In movies, the bad guy has to display he is the bad guy through actions. It won’t do to have a subtitle come on the screen that says “this is the bad guy.” A cliche, yet effective methodology is to have the bad guy belittle somebody who is weaker, poorer of less fortunate. A bad guy will belittle a servant, a waiter, a spouse or child. The reason screenwriters write these scenes is because, eventually, the bad guy is going to get killed, and they can’t let anybody in the audience feel sorry for them when this happens. They have to establish how bad the bad guy really is.
In real life, the bad guy doesn’t always get killed off, but that doesn’t change the fact we don’t like him. And ultimately, bad guys get what they deserve. They end up alone, or worse, surrounded and yet lonely. They may take advantage of people but the world doesn’t run on money or fame, it runs on love, and when you take advantage of people, you end up without love.
The other problem with real life is it’s hard to tell whether or not you are the bad guy. We all believe we are the good guy or that our words and actions are justified. The other day I lost my temper at a stranger. I really let them have it. I still feel like they deserved it. It was a bully situation in which somebody was being threatened. But I went too far, honestly. I pretty much said things that person will be thinking about for years. I went for the jugular and put him in his place. Or perhaps it went in one ear and out the other, I don’t know. But regardless, I was thinking about that today, and realized that the things I said could be placed word for word into a film in which the character that said it got “what they deserved” at the end and nobody would really care. Stink. Can’t believe I said those things.

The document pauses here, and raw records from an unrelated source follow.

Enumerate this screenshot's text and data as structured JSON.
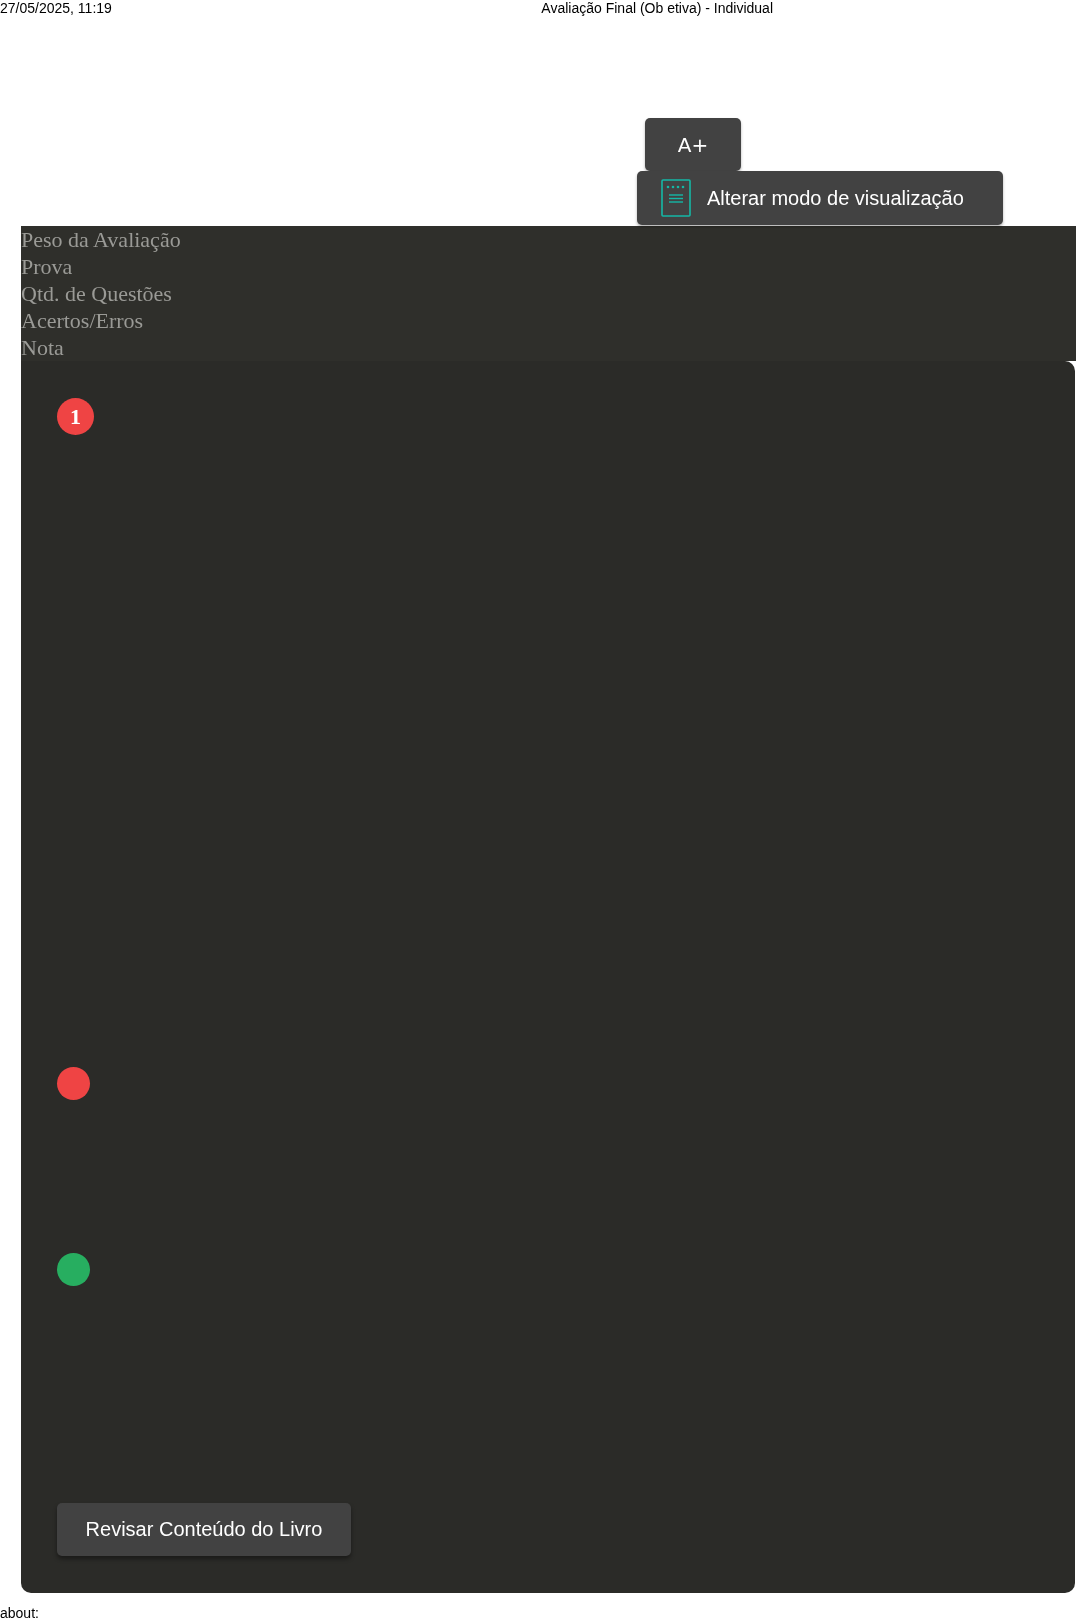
{
  "print_header": {
    "date": "27/05/2025, 11:19",
    "title": "Avaliação Final (Ob etiva) - Individual"
  },
  "toolbar": {
    "font_button": "A+",
    "view_mode_button": "Alterar modo de visualização"
  },
  "summary_labels": [
    "Peso da Avaliação",
    "Prova",
    "Qtd. de Questões",
    "Acertos/Erros",
    "Nota"
  ],
  "question": {
    "number": "1",
    "color": "#ef4444"
  },
  "answer_markers": [
    {
      "color": "#ef4444"
    },
    {
      "color": "#27ae60"
    }
  ],
  "review_button": "Revisar Conteúdo do Livro",
  "print_footer": "about:"
}
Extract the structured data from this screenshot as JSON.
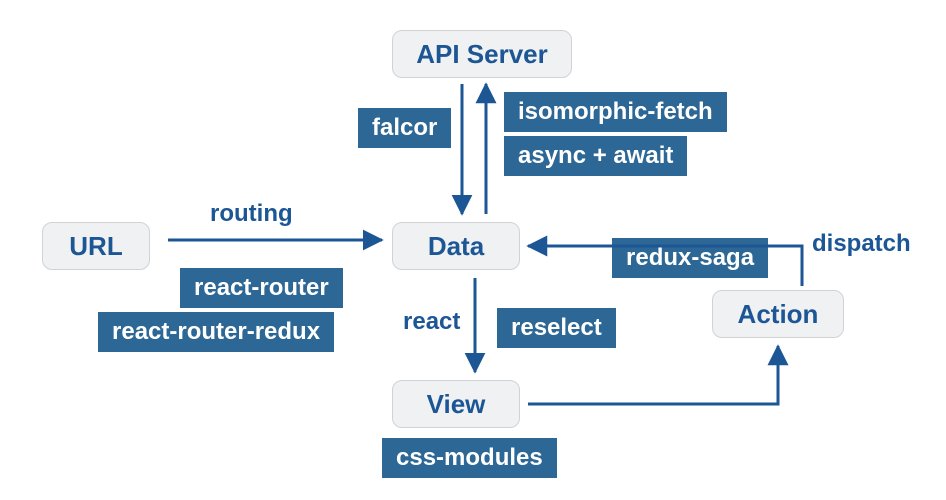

The point is, story can teach us something about what we should and shouldn’t say or do. Before you unload on your spouse or kids, ask yourself if a character in a movie treated their wife or husband the way you are about to treat your wife or husband, would they be the good guy or the bad guy? Story can help us step outside ourselves and see a dynamic with more wisdom.
The sad truth is, good guys often get taken advantage of. When I lose my temper, it’s usually because I don’t want to get taken advantage of, I don’t want to be disrespected. I’ve stepped into a game in which people are keeping score, and I’m determined not to lose. But the truth is, there is no game, it’s just a hoax, and the only way to show others there is no game is to lose and show how much it didn’t matter. Perhaps that’s why Jesus asks us to turn the other cheek, to give our shirt to somebody who asks for our coat and so forth. He wants us to show people we aren’t playing their game.